The Supreme Court ruled today that same-sex couples in all 50 states have a right to marry. Before the decision, a majority of the American public already believed that same-sex marriage was a right, and more than 70 percent of Americans lived in a place where same-sex marriage was legal.
The decision was 5-4, and Justice Anthony Kennedy wrote the majority opinion.
“The court now holds that same-sex couples may exercise the fundamental right to marry,” he wrote. “No longer may this liberty be denied to them.”
President Obama spoke at the White House soon after the decision was announced. “Today, we can say in no uncertain terms that we have made our union a little more perfect,” he said. “America is a place where you can write your destiny.”
Vice-president Joe Biden, whose televised comments on same-sex marriage encouraged the Obama administration to fast-forward its embrace of legalization, did not attend the White House remarks, as he was already heading to South Carolina for Reverend Clementa Pinckney’s funeral.
Each of the four dissenting judges wrote a separate dissent.
Chief Justice John Roberts began his dissent, “Petitioners make strong arguments rooted in social policy and considerations of fairness … But this Court is not a legislature. Whether same-sex marriage is a good idea should be of no concern to us.” He continued:
Many people will rejoice at this decision, and I begrudge none their celebration. But for those who believe in a government of laws, not of men, the majority’s approach is deeply disheartening. Supporters of same-sex marriage have achieved considerable success persuading their fellow citizens — through the democratic process — to adopt their view. That ends today. Five lawyers have closed the debate and enacted their own vision of marriage as a matter of constitutional law. Stealing this issue from the people will for many cast a cloud over same-sex marriage, making a dramatic social change that much more difficult to accept.

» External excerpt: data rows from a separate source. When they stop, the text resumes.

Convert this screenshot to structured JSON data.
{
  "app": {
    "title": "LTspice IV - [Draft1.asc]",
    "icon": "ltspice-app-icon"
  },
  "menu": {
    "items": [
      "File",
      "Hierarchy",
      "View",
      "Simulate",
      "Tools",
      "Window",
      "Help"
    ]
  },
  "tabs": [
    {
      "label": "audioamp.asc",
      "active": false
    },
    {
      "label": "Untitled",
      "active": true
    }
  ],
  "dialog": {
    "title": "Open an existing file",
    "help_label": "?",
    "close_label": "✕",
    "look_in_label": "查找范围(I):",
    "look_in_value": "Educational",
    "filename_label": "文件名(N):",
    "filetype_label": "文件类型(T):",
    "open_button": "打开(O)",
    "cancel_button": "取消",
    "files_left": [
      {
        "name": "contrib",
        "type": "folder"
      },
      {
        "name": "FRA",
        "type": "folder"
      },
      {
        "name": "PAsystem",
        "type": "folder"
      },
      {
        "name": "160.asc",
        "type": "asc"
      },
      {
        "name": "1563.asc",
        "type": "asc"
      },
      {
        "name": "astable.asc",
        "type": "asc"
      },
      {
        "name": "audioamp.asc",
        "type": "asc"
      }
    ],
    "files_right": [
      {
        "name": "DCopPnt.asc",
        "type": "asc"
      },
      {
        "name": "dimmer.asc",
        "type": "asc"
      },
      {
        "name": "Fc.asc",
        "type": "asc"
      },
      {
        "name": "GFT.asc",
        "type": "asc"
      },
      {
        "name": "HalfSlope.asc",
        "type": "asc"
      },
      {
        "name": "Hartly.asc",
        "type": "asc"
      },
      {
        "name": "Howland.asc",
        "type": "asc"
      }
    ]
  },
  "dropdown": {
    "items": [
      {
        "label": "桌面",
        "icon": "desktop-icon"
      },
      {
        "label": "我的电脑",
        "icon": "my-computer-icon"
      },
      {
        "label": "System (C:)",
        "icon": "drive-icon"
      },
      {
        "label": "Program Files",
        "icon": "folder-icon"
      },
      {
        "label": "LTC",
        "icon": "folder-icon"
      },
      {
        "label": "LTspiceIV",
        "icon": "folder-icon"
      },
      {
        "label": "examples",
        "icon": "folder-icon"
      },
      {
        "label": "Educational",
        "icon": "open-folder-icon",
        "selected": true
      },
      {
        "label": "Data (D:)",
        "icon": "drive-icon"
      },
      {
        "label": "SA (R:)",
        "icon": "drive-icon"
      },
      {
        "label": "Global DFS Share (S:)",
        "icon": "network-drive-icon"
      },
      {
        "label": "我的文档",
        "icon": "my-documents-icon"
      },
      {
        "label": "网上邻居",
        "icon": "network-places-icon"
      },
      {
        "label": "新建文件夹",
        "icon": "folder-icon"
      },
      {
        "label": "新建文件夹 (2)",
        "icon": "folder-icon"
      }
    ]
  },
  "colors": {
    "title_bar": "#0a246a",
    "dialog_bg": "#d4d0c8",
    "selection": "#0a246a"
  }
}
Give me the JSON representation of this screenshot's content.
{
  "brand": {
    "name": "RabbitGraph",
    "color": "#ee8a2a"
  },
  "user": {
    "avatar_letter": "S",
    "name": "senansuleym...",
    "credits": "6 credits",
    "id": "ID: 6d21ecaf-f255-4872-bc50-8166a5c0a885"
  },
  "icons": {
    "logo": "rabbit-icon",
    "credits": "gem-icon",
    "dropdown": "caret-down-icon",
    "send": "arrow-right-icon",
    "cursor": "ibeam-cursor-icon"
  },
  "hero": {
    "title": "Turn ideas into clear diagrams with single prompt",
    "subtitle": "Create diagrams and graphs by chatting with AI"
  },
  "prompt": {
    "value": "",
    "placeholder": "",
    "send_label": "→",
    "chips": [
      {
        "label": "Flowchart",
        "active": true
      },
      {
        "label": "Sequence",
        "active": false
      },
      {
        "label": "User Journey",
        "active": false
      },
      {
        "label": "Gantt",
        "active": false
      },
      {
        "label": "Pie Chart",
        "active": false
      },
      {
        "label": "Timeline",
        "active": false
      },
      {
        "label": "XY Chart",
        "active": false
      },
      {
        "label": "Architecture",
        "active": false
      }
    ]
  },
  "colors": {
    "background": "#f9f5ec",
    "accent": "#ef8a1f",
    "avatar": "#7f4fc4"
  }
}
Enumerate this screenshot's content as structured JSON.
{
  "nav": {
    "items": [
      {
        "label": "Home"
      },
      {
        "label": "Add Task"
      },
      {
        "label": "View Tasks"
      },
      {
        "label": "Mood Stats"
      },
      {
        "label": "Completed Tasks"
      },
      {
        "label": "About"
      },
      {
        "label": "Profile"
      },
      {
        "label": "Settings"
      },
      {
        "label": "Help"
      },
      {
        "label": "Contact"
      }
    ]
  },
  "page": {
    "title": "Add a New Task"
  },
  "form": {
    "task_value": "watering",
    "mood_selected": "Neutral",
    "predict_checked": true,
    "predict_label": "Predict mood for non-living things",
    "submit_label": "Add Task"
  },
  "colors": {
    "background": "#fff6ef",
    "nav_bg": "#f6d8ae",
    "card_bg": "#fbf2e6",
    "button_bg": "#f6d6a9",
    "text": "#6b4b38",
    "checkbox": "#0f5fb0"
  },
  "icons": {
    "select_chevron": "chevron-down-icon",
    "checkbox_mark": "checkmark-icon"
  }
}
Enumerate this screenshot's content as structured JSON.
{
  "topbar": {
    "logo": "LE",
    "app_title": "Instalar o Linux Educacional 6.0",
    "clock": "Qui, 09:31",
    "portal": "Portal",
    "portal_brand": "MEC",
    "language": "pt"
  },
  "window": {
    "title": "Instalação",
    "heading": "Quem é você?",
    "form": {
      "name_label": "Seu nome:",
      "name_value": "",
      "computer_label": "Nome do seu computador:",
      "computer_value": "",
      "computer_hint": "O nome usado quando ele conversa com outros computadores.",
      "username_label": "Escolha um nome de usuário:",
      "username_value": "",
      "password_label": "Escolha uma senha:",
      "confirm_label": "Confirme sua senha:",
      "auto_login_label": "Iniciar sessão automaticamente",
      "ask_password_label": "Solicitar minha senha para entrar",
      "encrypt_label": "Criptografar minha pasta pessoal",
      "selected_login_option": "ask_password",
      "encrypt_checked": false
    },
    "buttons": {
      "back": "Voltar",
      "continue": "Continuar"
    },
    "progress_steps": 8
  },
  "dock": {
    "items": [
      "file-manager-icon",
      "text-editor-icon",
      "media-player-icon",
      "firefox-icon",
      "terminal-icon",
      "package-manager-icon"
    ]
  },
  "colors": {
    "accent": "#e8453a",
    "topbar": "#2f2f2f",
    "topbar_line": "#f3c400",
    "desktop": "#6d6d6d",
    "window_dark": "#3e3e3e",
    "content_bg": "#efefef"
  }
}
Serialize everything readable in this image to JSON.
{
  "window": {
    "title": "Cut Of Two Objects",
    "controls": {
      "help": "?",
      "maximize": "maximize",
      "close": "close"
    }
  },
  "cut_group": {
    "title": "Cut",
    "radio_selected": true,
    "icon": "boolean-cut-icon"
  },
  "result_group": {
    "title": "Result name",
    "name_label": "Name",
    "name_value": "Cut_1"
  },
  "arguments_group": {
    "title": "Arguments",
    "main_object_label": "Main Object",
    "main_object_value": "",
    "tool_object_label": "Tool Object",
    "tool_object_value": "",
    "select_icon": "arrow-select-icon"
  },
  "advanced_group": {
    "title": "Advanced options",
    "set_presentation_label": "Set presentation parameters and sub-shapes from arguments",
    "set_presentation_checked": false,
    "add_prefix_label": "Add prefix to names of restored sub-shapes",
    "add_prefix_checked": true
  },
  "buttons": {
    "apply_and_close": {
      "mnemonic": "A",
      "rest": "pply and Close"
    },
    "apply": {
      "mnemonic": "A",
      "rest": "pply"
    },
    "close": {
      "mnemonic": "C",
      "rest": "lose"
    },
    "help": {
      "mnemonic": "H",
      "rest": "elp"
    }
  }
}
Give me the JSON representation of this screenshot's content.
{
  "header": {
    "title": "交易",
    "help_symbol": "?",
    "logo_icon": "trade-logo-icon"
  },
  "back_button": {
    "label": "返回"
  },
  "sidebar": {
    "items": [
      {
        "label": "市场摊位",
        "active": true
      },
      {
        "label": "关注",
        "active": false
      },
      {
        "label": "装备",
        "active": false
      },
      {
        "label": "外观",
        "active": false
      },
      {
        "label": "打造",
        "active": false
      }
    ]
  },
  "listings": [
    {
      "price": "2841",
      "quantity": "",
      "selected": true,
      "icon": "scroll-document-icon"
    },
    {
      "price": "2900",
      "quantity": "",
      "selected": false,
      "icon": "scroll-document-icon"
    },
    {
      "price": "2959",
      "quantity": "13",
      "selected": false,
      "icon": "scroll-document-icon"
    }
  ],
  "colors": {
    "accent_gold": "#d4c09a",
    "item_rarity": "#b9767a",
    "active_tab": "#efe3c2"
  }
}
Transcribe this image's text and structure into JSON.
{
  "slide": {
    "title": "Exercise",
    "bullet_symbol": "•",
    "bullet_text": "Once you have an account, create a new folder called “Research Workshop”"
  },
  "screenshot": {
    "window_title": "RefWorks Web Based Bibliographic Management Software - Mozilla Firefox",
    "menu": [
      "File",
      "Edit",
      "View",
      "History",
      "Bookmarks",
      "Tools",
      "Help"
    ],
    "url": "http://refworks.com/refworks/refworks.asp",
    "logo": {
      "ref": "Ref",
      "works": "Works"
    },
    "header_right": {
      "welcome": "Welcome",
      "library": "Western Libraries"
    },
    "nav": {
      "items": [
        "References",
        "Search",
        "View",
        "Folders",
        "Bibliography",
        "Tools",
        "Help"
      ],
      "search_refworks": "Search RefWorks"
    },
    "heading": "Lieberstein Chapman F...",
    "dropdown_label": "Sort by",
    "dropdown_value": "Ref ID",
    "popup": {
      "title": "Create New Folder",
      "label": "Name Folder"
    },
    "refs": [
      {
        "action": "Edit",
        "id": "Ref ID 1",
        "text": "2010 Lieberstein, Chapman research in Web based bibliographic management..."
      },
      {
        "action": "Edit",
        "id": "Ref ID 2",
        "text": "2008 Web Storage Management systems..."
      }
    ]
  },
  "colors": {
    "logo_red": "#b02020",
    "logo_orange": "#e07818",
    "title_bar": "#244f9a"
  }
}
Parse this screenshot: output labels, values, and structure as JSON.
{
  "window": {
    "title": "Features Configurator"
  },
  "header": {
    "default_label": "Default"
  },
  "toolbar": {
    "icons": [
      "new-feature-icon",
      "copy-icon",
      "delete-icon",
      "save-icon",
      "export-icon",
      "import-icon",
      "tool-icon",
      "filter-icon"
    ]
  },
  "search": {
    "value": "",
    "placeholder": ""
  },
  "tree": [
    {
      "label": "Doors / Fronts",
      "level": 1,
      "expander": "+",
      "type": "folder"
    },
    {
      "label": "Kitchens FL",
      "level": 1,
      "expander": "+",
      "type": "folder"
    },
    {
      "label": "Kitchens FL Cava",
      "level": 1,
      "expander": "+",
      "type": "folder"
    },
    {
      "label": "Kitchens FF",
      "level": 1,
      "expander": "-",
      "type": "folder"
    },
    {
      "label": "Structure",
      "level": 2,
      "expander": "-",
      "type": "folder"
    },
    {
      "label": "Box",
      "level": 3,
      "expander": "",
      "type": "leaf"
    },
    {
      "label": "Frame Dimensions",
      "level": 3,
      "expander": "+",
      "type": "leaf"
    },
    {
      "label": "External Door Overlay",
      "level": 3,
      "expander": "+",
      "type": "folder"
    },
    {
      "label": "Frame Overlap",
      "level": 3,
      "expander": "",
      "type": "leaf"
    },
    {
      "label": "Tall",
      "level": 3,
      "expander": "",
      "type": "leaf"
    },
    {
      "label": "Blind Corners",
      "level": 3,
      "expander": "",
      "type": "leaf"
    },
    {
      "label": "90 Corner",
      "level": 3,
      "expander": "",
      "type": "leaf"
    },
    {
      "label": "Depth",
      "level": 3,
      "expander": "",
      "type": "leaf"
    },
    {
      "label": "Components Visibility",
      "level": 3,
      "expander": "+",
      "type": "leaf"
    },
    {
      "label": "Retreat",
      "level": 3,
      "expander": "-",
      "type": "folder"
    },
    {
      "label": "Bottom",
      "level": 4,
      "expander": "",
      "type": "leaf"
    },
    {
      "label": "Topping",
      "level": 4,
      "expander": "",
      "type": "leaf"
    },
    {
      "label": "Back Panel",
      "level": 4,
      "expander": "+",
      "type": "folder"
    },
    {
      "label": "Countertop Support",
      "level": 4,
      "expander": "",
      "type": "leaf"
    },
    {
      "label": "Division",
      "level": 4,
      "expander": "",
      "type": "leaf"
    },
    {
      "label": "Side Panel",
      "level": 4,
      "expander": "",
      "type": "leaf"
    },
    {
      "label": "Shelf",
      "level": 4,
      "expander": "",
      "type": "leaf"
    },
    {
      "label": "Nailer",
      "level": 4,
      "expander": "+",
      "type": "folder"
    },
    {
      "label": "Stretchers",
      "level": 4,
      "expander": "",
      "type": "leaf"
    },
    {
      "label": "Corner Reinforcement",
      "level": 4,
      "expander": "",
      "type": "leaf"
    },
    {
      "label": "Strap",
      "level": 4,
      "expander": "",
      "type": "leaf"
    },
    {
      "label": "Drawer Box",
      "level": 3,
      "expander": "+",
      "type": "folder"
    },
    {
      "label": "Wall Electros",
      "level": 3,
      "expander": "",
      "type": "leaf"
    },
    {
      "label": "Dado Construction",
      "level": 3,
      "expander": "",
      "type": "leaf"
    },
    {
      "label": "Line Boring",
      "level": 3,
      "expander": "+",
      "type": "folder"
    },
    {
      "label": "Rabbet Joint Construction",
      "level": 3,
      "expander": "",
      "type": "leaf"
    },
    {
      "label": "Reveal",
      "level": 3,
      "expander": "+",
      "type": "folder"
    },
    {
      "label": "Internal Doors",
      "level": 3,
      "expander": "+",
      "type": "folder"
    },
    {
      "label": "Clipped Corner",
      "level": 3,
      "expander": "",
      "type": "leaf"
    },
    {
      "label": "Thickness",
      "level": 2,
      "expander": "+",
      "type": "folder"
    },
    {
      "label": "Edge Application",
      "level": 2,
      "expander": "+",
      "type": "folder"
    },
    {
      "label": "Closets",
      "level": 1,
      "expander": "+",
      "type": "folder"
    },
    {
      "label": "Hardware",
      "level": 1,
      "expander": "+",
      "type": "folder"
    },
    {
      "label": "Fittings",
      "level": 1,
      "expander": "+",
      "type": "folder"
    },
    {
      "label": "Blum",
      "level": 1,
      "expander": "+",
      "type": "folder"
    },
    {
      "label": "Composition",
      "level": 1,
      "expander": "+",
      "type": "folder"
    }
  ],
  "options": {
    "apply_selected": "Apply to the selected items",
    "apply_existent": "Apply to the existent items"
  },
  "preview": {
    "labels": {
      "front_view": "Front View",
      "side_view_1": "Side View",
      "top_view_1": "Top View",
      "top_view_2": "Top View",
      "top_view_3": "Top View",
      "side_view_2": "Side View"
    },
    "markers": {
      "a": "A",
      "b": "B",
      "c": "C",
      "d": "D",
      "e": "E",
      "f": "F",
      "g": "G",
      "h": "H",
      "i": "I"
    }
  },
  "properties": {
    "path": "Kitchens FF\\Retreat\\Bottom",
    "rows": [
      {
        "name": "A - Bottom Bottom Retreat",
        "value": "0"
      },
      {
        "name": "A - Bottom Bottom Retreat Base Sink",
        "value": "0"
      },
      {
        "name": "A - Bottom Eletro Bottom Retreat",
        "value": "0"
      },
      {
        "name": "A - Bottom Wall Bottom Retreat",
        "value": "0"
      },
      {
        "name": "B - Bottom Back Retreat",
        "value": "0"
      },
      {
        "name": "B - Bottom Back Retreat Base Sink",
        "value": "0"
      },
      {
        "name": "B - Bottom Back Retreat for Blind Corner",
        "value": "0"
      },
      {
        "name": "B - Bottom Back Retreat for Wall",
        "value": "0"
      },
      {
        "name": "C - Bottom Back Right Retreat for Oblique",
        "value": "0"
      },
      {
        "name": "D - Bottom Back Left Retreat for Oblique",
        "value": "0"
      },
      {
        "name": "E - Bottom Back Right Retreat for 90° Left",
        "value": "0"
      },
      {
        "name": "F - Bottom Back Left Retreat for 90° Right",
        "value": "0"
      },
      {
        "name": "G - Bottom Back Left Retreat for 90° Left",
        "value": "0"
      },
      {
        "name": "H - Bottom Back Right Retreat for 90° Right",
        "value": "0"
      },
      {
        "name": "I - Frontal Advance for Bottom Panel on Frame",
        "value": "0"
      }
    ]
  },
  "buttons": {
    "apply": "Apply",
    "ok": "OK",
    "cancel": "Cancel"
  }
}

A few 2016 presidential candidates quickly reacted with tweets and statements that reiterated the opinions people already knew they had. Democratic candidates were jubilant. Some Republican candidates were noticeably silent after the decision. Those who did react — mostly candidates hoping to win over social-conservative primary voters — often mentioned religious freedom, and noted, as they had many times before, that this was an issue that should have been left for the states to decide.
Jeb Bush’s feelings on the decision were a tad too complicated for a single tweet, so he simply linked to a statement. He said that he believes in traditional marriage and that the states should have been able to decide this issue. Bush added, “In a country as diverse as ours, good people who have opposing views should be able to live side by side. It is now crucial that as a country we protect religious freedom and the right of conscience and also not discriminate.”
There were a flood of statements from other politicians too.
Plenty of other people on Twitter reacted to the decision. There were those who could only say, “Holy Crap.”
Among those who opposed the decision, there were some who declared the Constitution dead, and there were some who called the Supreme Court “officially nuts.” One representative introduced the hashtag #JudicialHogwash.
Bryan Fischer, the social conservative former director of the American Family Association tweeted, “From a moral standpoint, 6/26 is now our 9/11.”
In the 13 states where same-sex marriage was not legal before today, governors began informing state and local officials of the policy changes that would be happening — and that all same-sex marriages now need to be recognized. Most of them were not happy about that.
And, of course, there were the brands.